Improve your STRENGTH & BALANCE, improve your life
Balance: the ability to maintain the body's position over its base of support within stability limits, both statically and dynamically.
Every 19 minutes in the U.S., an older adult dies from a fall, according to statistics from the U.S. Centers for Disease Control and Prevention (CDC). Every 11 seconds, meanwhile, a senior receives emergency room treatment due to a fall. All in all, a full third of Americans aged 65 and older fall every year. Given these numbers, it's hardly a surprise that falls are the leading cause of both fatal and non-fatal injuries among seniors. However, one strategy can be particularly effective in preventing seniors from becoming statistics, balance training.
There are numerous underlying and contributing causes for fall events. Falls are a complex and multifaceted clinical problem with multiple predisposing factors. Extensive clinical research has identified risk factors and evaluated preventive interventions. Poor balance is one of the major risk factors for falls in the elderly.
We bring our evidenced-based balance program to your Community Living Center.
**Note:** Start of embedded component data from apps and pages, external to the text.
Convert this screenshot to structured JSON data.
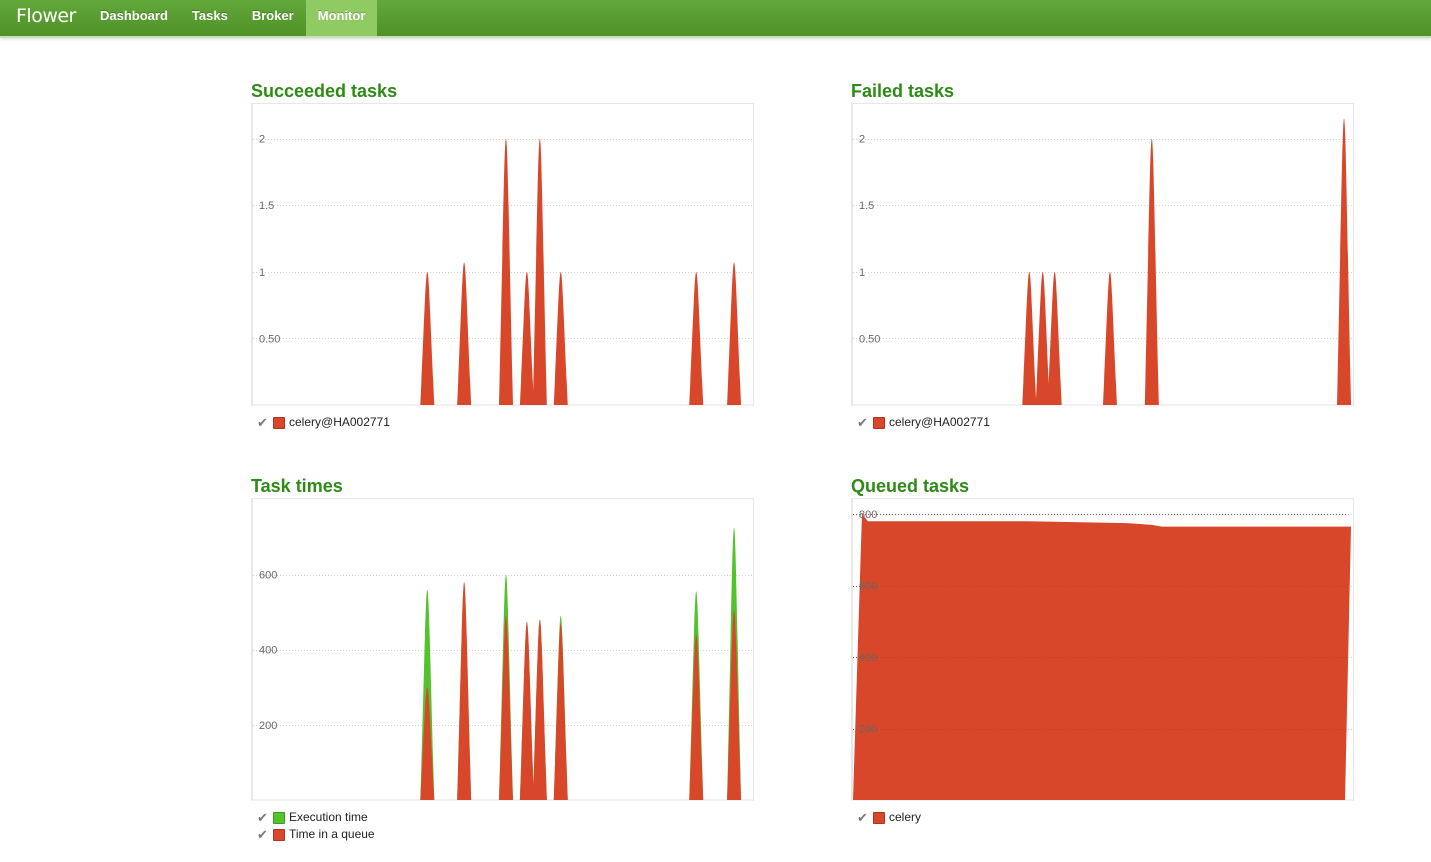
{
  "app": {
    "brand": "Flower"
  },
  "nav": {
    "items": [
      {
        "label": "Dashboard",
        "active": false
      },
      {
        "label": "Tasks",
        "active": false
      },
      {
        "label": "Broker",
        "active": false
      },
      {
        "label": "Monitor",
        "active": true
      }
    ]
  },
  "panels": {
    "succeeded": {
      "title": "Succeeded tasks",
      "legend": [
        {
          "label": "celery@HA002771",
          "color": "#d9472b"
        }
      ]
    },
    "failed": {
      "title": "Failed tasks",
      "legend": [
        {
          "label": "celery@HA002771",
          "color": "#d9472b"
        }
      ]
    },
    "times": {
      "title": "Task times",
      "legend": [
        {
          "label": "Execution time",
          "color": "#52c22d"
        },
        {
          "label": "Time in a queue",
          "color": "#d9472b"
        }
      ]
    },
    "queued": {
      "title": "Queued tasks",
      "legend": [
        {
          "label": "celery",
          "color": "#d9472b"
        }
      ]
    }
  },
  "chart_data": [
    {
      "id": "succeeded",
      "type": "area",
      "title": "Succeeded tasks",
      "ylim": [
        0,
        2.2
      ],
      "yticks": [
        0.5,
        1,
        1.5,
        2
      ],
      "yticklabels": [
        "0.50",
        "1",
        "1.5",
        "2"
      ],
      "series": [
        {
          "name": "celery@HA002771",
          "color": "#d9472b",
          "peaks": [
            {
              "t": 0.35,
              "v": 1
            },
            {
              "t": 0.424,
              "v": 1.07
            },
            {
              "t": 0.508,
              "v": 2
            },
            {
              "t": 0.55,
              "v": 1
            },
            {
              "t": 0.576,
              "v": 2
            },
            {
              "t": 0.618,
              "v": 1
            },
            {
              "t": 0.89,
              "v": 1
            },
            {
              "t": 0.966,
              "v": 1.07
            }
          ]
        }
      ]
    },
    {
      "id": "failed",
      "type": "area",
      "title": "Failed tasks",
      "ylim": [
        0,
        2.2
      ],
      "yticks": [
        0.5,
        1,
        1.5,
        2
      ],
      "yticklabels": [
        "0.50",
        "1",
        "1.5",
        "2"
      ],
      "series": [
        {
          "name": "celery@HA002771",
          "color": "#d9472b",
          "peaks": [
            {
              "t": 0.354,
              "v": 1
            },
            {
              "t": 0.381,
              "v": 1
            },
            {
              "t": 0.405,
              "v": 1
            },
            {
              "t": 0.516,
              "v": 1
            },
            {
              "t": 0.6,
              "v": 2
            },
            {
              "t": 0.986,
              "v": 2.15
            }
          ]
        }
      ]
    },
    {
      "id": "times",
      "type": "area",
      "title": "Task times",
      "ylim": [
        0,
        780
      ],
      "yticks": [
        200,
        400,
        600
      ],
      "yticklabels": [
        "200",
        "400",
        "600"
      ],
      "series": [
        {
          "name": "Execution time",
          "color": "#52c22d",
          "peaks": [
            {
              "t": 0.35,
              "v": 560
            },
            {
              "t": 0.424,
              "v": 570
            },
            {
              "t": 0.508,
              "v": 600
            },
            {
              "t": 0.55,
              "v": 470
            },
            {
              "t": 0.576,
              "v": 480
            },
            {
              "t": 0.618,
              "v": 490
            },
            {
              "t": 0.89,
              "v": 555
            },
            {
              "t": 0.966,
              "v": 725
            }
          ]
        },
        {
          "name": "Time in a queue",
          "color": "#d9472b",
          "peaks": [
            {
              "t": 0.35,
              "v": 300
            },
            {
              "t": 0.424,
              "v": 580
            },
            {
              "t": 0.508,
              "v": 490
            },
            {
              "t": 0.55,
              "v": 475
            },
            {
              "t": 0.576,
              "v": 480
            },
            {
              "t": 0.618,
              "v": 470
            },
            {
              "t": 0.89,
              "v": 440
            },
            {
              "t": 0.966,
              "v": 505
            }
          ]
        }
      ]
    },
    {
      "id": "queued",
      "type": "area",
      "title": "Queued tasks",
      "ylim": [
        0,
        820
      ],
      "yticks": [
        200,
        400,
        600,
        800
      ],
      "yticklabels": [
        "200",
        "400",
        "600",
        "800"
      ],
      "series": [
        {
          "name": "celery",
          "color": "#d9472b",
          "points": [
            {
              "t": 0.0,
              "v": 0
            },
            {
              "t": 0.018,
              "v": 800
            },
            {
              "t": 0.03,
              "v": 780
            },
            {
              "t": 0.35,
              "v": 780
            },
            {
              "t": 0.55,
              "v": 775
            },
            {
              "t": 0.6,
              "v": 770
            },
            {
              "t": 0.62,
              "v": 765
            },
            {
              "t": 1.0,
              "v": 765
            }
          ]
        }
      ]
    }
  ]
}
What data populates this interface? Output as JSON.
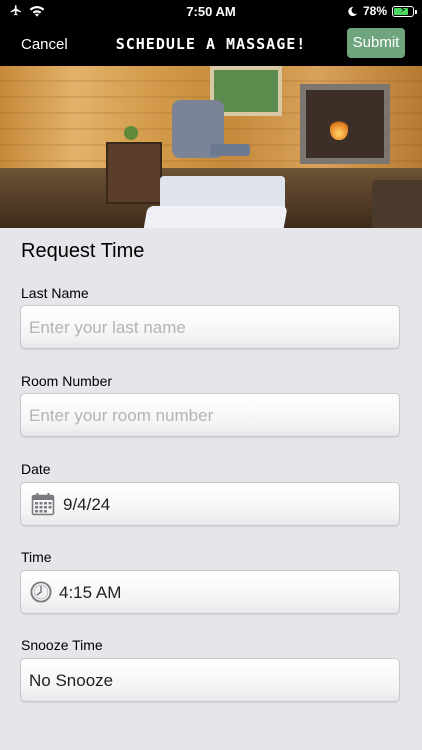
{
  "status": {
    "time": "7:50 AM",
    "battery_percent": "78%",
    "battery_level": 0.78
  },
  "nav": {
    "cancel_label": "Cancel",
    "title": "SCHEDULE A MASSAGE!",
    "submit_label": "Submit",
    "submit_color": "#6fa57d"
  },
  "hero": {
    "icon": "massage-room-photo"
  },
  "form": {
    "section_title": "Request Time",
    "last_name": {
      "label": "Last Name",
      "placeholder": "Enter your last name",
      "value": ""
    },
    "room_number": {
      "label": "Room Number",
      "placeholder": "Enter your room number",
      "value": ""
    },
    "date": {
      "label": "Date",
      "value": "9/4/24",
      "icon": "calendar-icon"
    },
    "time": {
      "label": "Time",
      "value": "4:15 AM",
      "icon": "clock-icon"
    },
    "snooze": {
      "label": "Snooze Time",
      "value": "No Snooze"
    }
  }
}
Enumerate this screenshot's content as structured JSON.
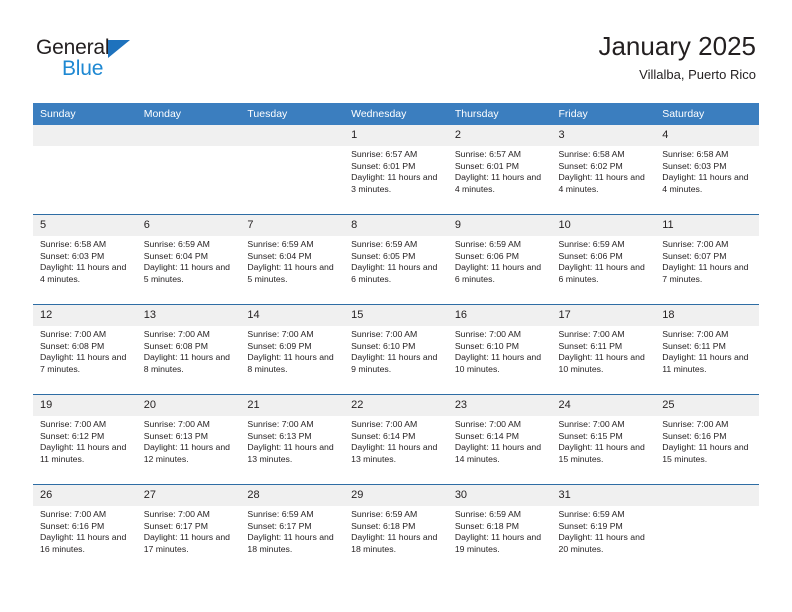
{
  "brand": {
    "name_top": "General",
    "name_bottom": "Blue",
    "accent_color": "#1e88d2",
    "triangle_color": "#1e72bd"
  },
  "header": {
    "title": "January 2025",
    "subtitle": "Villalba, Puerto Rico"
  },
  "theme": {
    "header_bg": "#3b7ebf",
    "header_text": "#ffffff",
    "daynum_bg": "#f0f0f0",
    "row_divider": "#2e6da4",
    "body_text": "#231f20"
  },
  "weekday_headers": [
    "Sunday",
    "Monday",
    "Tuesday",
    "Wednesday",
    "Thursday",
    "Friday",
    "Saturday"
  ],
  "labels": {
    "sunrise": "Sunrise:",
    "sunset": "Sunset:",
    "daylight": "Daylight:"
  },
  "weeks": [
    [
      {
        "day": "",
        "empty": true
      },
      {
        "day": "",
        "empty": true
      },
      {
        "day": "",
        "empty": true
      },
      {
        "day": "1",
        "sunrise": "Sunrise: 6:57 AM",
        "sunset": "Sunset: 6:01 PM",
        "daylight": "Daylight: 11 hours and 3 minutes."
      },
      {
        "day": "2",
        "sunrise": "Sunrise: 6:57 AM",
        "sunset": "Sunset: 6:01 PM",
        "daylight": "Daylight: 11 hours and 4 minutes."
      },
      {
        "day": "3",
        "sunrise": "Sunrise: 6:58 AM",
        "sunset": "Sunset: 6:02 PM",
        "daylight": "Daylight: 11 hours and 4 minutes."
      },
      {
        "day": "4",
        "sunrise": "Sunrise: 6:58 AM",
        "sunset": "Sunset: 6:03 PM",
        "daylight": "Daylight: 11 hours and 4 minutes."
      }
    ],
    [
      {
        "day": "5",
        "sunrise": "Sunrise: 6:58 AM",
        "sunset": "Sunset: 6:03 PM",
        "daylight": "Daylight: 11 hours and 4 minutes."
      },
      {
        "day": "6",
        "sunrise": "Sunrise: 6:59 AM",
        "sunset": "Sunset: 6:04 PM",
        "daylight": "Daylight: 11 hours and 5 minutes."
      },
      {
        "day": "7",
        "sunrise": "Sunrise: 6:59 AM",
        "sunset": "Sunset: 6:04 PM",
        "daylight": "Daylight: 11 hours and 5 minutes."
      },
      {
        "day": "8",
        "sunrise": "Sunrise: 6:59 AM",
        "sunset": "Sunset: 6:05 PM",
        "daylight": "Daylight: 11 hours and 6 minutes."
      },
      {
        "day": "9",
        "sunrise": "Sunrise: 6:59 AM",
        "sunset": "Sunset: 6:06 PM",
        "daylight": "Daylight: 11 hours and 6 minutes."
      },
      {
        "day": "10",
        "sunrise": "Sunrise: 6:59 AM",
        "sunset": "Sunset: 6:06 PM",
        "daylight": "Daylight: 11 hours and 6 minutes."
      },
      {
        "day": "11",
        "sunrise": "Sunrise: 7:00 AM",
        "sunset": "Sunset: 6:07 PM",
        "daylight": "Daylight: 11 hours and 7 minutes."
      }
    ],
    [
      {
        "day": "12",
        "sunrise": "Sunrise: 7:00 AM",
        "sunset": "Sunset: 6:08 PM",
        "daylight": "Daylight: 11 hours and 7 minutes."
      },
      {
        "day": "13",
        "sunrise": "Sunrise: 7:00 AM",
        "sunset": "Sunset: 6:08 PM",
        "daylight": "Daylight: 11 hours and 8 minutes."
      },
      {
        "day": "14",
        "sunrise": "Sunrise: 7:00 AM",
        "sunset": "Sunset: 6:09 PM",
        "daylight": "Daylight: 11 hours and 8 minutes."
      },
      {
        "day": "15",
        "sunrise": "Sunrise: 7:00 AM",
        "sunset": "Sunset: 6:10 PM",
        "daylight": "Daylight: 11 hours and 9 minutes."
      },
      {
        "day": "16",
        "sunrise": "Sunrise: 7:00 AM",
        "sunset": "Sunset: 6:10 PM",
        "daylight": "Daylight: 11 hours and 10 minutes."
      },
      {
        "day": "17",
        "sunrise": "Sunrise: 7:00 AM",
        "sunset": "Sunset: 6:11 PM",
        "daylight": "Daylight: 11 hours and 10 minutes."
      },
      {
        "day": "18",
        "sunrise": "Sunrise: 7:00 AM",
        "sunset": "Sunset: 6:11 PM",
        "daylight": "Daylight: 11 hours and 11 minutes."
      }
    ],
    [
      {
        "day": "19",
        "sunrise": "Sunrise: 7:00 AM",
        "sunset": "Sunset: 6:12 PM",
        "daylight": "Daylight: 11 hours and 11 minutes."
      },
      {
        "day": "20",
        "sunrise": "Sunrise: 7:00 AM",
        "sunset": "Sunset: 6:13 PM",
        "daylight": "Daylight: 11 hours and 12 minutes."
      },
      {
        "day": "21",
        "sunrise": "Sunrise: 7:00 AM",
        "sunset": "Sunset: 6:13 PM",
        "daylight": "Daylight: 11 hours and 13 minutes."
      },
      {
        "day": "22",
        "sunrise": "Sunrise: 7:00 AM",
        "sunset": "Sunset: 6:14 PM",
        "daylight": "Daylight: 11 hours and 13 minutes."
      },
      {
        "day": "23",
        "sunrise": "Sunrise: 7:00 AM",
        "sunset": "Sunset: 6:14 PM",
        "daylight": "Daylight: 11 hours and 14 minutes."
      },
      {
        "day": "24",
        "sunrise": "Sunrise: 7:00 AM",
        "sunset": "Sunset: 6:15 PM",
        "daylight": "Daylight: 11 hours and 15 minutes."
      },
      {
        "day": "25",
        "sunrise": "Sunrise: 7:00 AM",
        "sunset": "Sunset: 6:16 PM",
        "daylight": "Daylight: 11 hours and 15 minutes."
      }
    ],
    [
      {
        "day": "26",
        "sunrise": "Sunrise: 7:00 AM",
        "sunset": "Sunset: 6:16 PM",
        "daylight": "Daylight: 11 hours and 16 minutes."
      },
      {
        "day": "27",
        "sunrise": "Sunrise: 7:00 AM",
        "sunset": "Sunset: 6:17 PM",
        "daylight": "Daylight: 11 hours and 17 minutes."
      },
      {
        "day": "28",
        "sunrise": "Sunrise: 6:59 AM",
        "sunset": "Sunset: 6:17 PM",
        "daylight": "Daylight: 11 hours and 18 minutes."
      },
      {
        "day": "29",
        "sunrise": "Sunrise: 6:59 AM",
        "sunset": "Sunset: 6:18 PM",
        "daylight": "Daylight: 11 hours and 18 minutes."
      },
      {
        "day": "30",
        "sunrise": "Sunrise: 6:59 AM",
        "sunset": "Sunset: 6:18 PM",
        "daylight": "Daylight: 11 hours and 19 minutes."
      },
      {
        "day": "31",
        "sunrise": "Sunrise: 6:59 AM",
        "sunset": "Sunset: 6:19 PM",
        "daylight": "Daylight: 11 hours and 20 minutes."
      },
      {
        "day": "",
        "empty": true
      }
    ]
  ]
}
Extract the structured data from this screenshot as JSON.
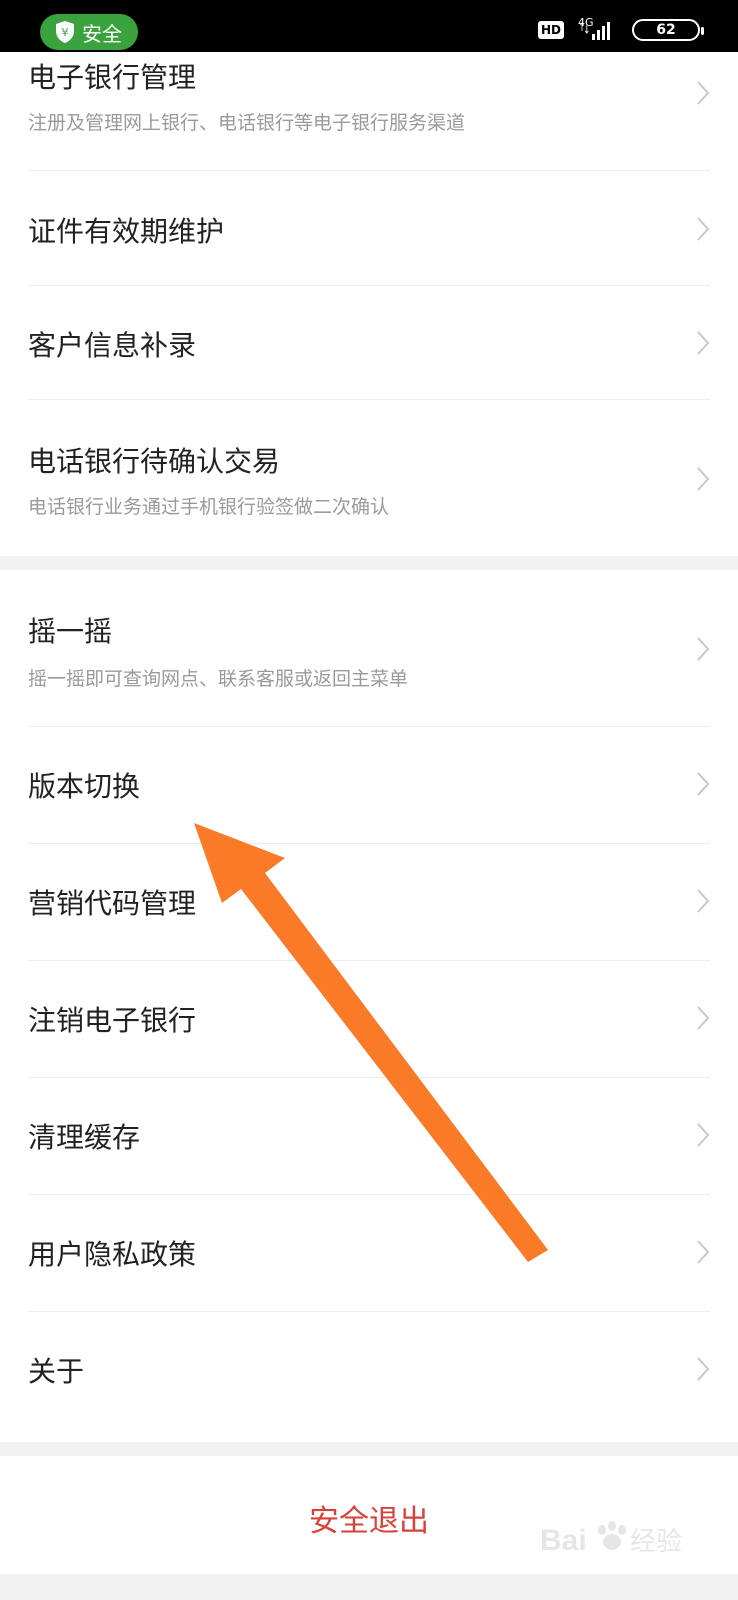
{
  "status_bar": {
    "safe_label": "安全",
    "hd_label": "HD",
    "network_label": "4G",
    "battery_level": "62"
  },
  "menu_group_1": [
    {
      "title": "电子银行管理",
      "subtitle": "注册及管理网上银行、电话银行等电子银行服务渠道"
    },
    {
      "title": "证件有效期维护",
      "subtitle": ""
    },
    {
      "title": "客户信息补录",
      "subtitle": ""
    },
    {
      "title": "电话银行待确认交易",
      "subtitle": "电话银行业务通过手机银行验签做二次确认"
    }
  ],
  "menu_group_2": [
    {
      "title": "摇一摇",
      "subtitle": "摇一摇即可查询网点、联系客服或返回主菜单"
    },
    {
      "title": "版本切换",
      "subtitle": ""
    },
    {
      "title": "营销代码管理",
      "subtitle": ""
    },
    {
      "title": "注销电子银行",
      "subtitle": ""
    },
    {
      "title": "清理缓存",
      "subtitle": ""
    },
    {
      "title": "用户隐私政策",
      "subtitle": ""
    },
    {
      "title": "关于",
      "subtitle": ""
    }
  ],
  "logout_label": "安全退出",
  "watermark_text": "Bai经验",
  "colors": {
    "safe_green": "#3aa33e",
    "logout_red": "#d9403a",
    "arrow_orange": "#fb7a28"
  },
  "icons": {
    "shield": "shield-icon",
    "chevron": "chevron-right-icon"
  }
}
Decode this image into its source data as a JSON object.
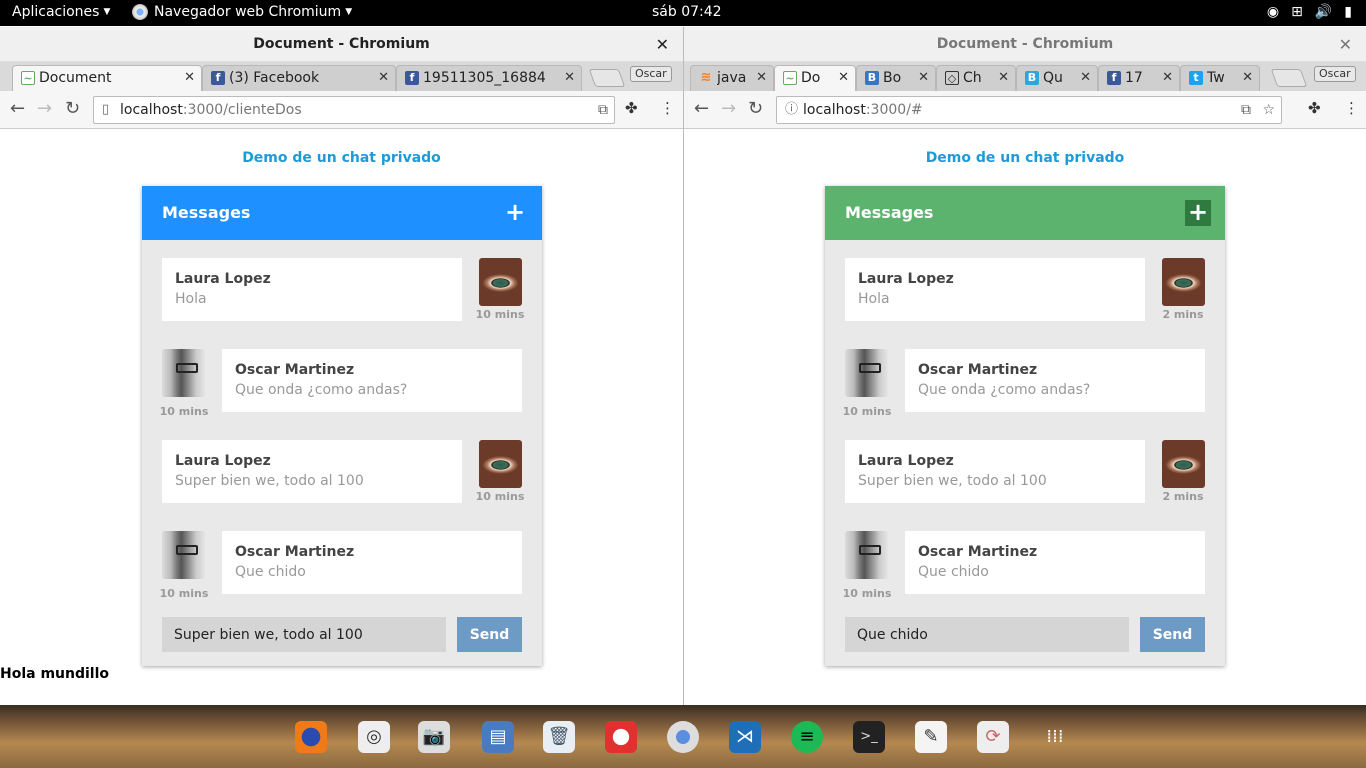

This structured program is delivered once a week in in the community dwelling to older adults to decrease fall risk, improve safe mobility, and improve ability to safely accomplish daily functional tasks. All can participate, regardless of walking ability, medical condition, mobility or fitness level.
The best thing about these and other balance exercises? They can be done in nearly any environment at any time. While some seniors may need extra help balancing, a sturdy chair or wall to hold onto will do. With practice many seniors will progress to being able to modify these balance exercises in order to perform them with no hands or even with their eyes closed.
The class participation is fun and done in a group setting. The program has been shown to increase older adults’ functional fitness, health knowledge, and social engagement in a variety of settings. The overall goals of the program are to help older adults improve and/or maintain mobility and independence, learn and use health information focused on falls reduction and other health-related behaviors, and exercise to increase strength and balance.
Falls are the most common cause of fatal and nonfatal accidental injury for adults aged 65 years or older.
Within the population of community-dwelling older adults, between 30% and 40% fall at least once per year. It is estimated that falls resulting in a hip fracture cause a 20% to 30% mortality rate within 1 year. Among community-dwelling older adults whose falls have resulted in a hip fracture, between 25% and 75% never recover their prefracture level of function.